Specific objectives are:
• to evaluate the effects of school-based interventions on increasing physical activity and improving fitness among children and adolescents;
• to evaluate the effects of school-based interventions on improving body composition; and
• to determine whether certain combinations or components (or both) of school-based interventions are more effective than others in promoting physical activity and fitness in this target population.
We searched CENTRAL, MEDLINE, Embase, CINAHL, PsycINFO, BIOSIS, SPORTDiscus, and Sociological Abstracts to 1 June 2020, without language restrictions. We screened reference lists of included articles and relevant systematic reviews. We contacted primary authors of studies to ask for additional information.
Eligible interventions were relevant to public health practice (i.e. were not delivered by a clinician), were implemented in the school setting, and aimed to increase physical activity among all school-attending children and adolescents (aged 6 to 18) for at least 12 weeks. The review was limited to randomised controlled trials. For this update, we have added two new criteria: the primary aim of the study was to increase physical activity or fitness, and the study used an objective measure of physical activity or fitness. Primary outcomes included proportion of participants meeting physical activity guidelines and duration of moderate to vigorous physical activity and sedentary time (new to this update). Secondary outcomes included measured body mass index (BMI), physical fitness, health-related quality of life (new to this update), and adverse events (new to this update). Television viewing time, blood cholesterol, and blood pressure have been removed from this update.

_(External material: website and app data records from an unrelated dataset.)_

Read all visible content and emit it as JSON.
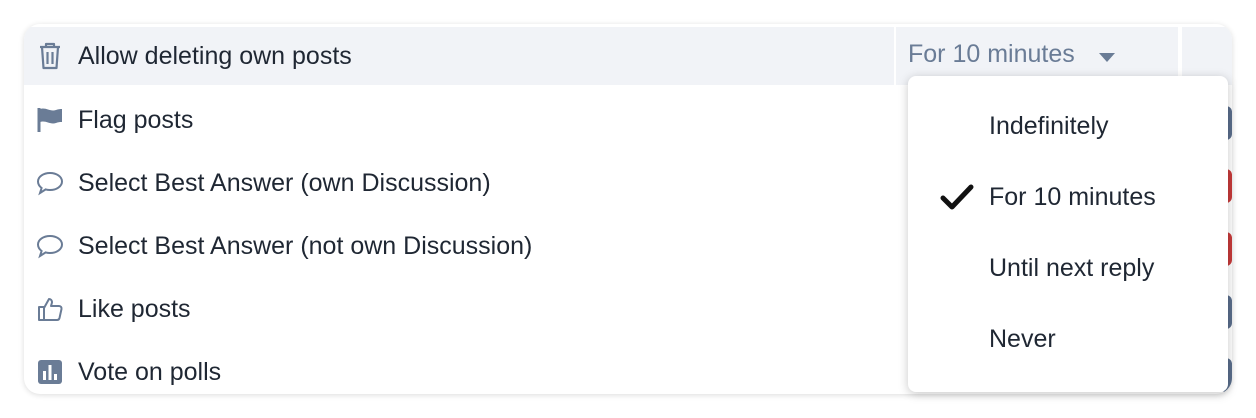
{
  "permissions": {
    "rows": [
      {
        "label": "Allow deleting own posts",
        "icon": "trash-icon"
      },
      {
        "label": "Flag posts",
        "icon": "flag-icon"
      },
      {
        "label": "Select Best Answer (own Discussion)",
        "icon": "comment-icon"
      },
      {
        "label": "Select Best Answer (not own Discussion)",
        "icon": "comment-icon"
      },
      {
        "label": "Like posts",
        "icon": "thumbs-up-icon"
      },
      {
        "label": "Vote on polls",
        "icon": "poll-icon"
      }
    ]
  },
  "select": {
    "value": "For 10 minutes"
  },
  "dropdown": {
    "options": [
      "Indefinitely",
      "For 10 minutes",
      "Until next reply",
      "Never"
    ],
    "selected": "For 10 minutes"
  },
  "colors": {
    "icon": "#6a7c96",
    "header_bg": "#f1f3f7",
    "badge_blue": "#5a6e8c",
    "badge_red": "#c73a3a"
  }
}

Two independent review authors used standardised forms to assess each study for relevance, to extract data, and to assess risk of bias. When discrepancies existed, discussion occurred until consensus was reached. Certainty of evidence was assessed according to GRADE. A random-effects meta-analysis based on the inverse variance method was conducted with participants stratified by age (children versus adolescents) when sufficient data were reported. Subgroup analyses explored effects by intervention type.
Based on the three new inclusion criteria, we excluded 16 of the 44 studies included in the previous version of this review. We screened an additional 9968 titles (search October 2011 to June 2020), of which 978 unique studies were potentially relevant and 61 met all criteria for this update. We included a total of 89 studies representing complete data for 66,752 study participants. Most studies included children only (n = 56), followed by adolescents only (n = 22), and both (n = 10); one study did not report student age. Multi-component interventions were most common (n = 40), followed by schooltime physical activity (n = 19), enhanced physical education (n = 15), and before and after school programmes (n = 14); one study explored both enhanced physical education and an after school programme. Lack of blinding of participants, personnel, and outcome assessors and loss to follow-up were the most common sources of bias.
Results show that school-based physical activity interventions probably result in little to no increase in time engaged in moderate to vigorous physical activity (mean difference (MD) 0.73 minutes/d, 95% confidence interval (CI) 0.16 to 1.30; 33 studies; moderate-certainty evidence) and may lead to little to no decrease in sedentary time (MD -3.78 minutes/d, 95% CI -7.80 to 0.24; 16 studies; low-certainty evidence). School-based physical activity interventions may improve physical fitness reported as maximal oxygen uptake (VO₂max) (MD 1.19 mL/kg/min, 95% CI 0.57 to 1.82; 13 studies; low-certainty evidence). School-based physical activity interventions may result in a very small decrease in BMI z-scores (MD -0.06, 95% CI -0.09 to -0.02; 21 studies; low-certainty evidence) and may not impact BMI expressed as kg/m² (MD -0.07, 95% CI -0.15 to 0.01; 50 studies; low-certainty evidence). We are very uncertain whether school-based physical activity interventions impact health-related quality of life or adverse events.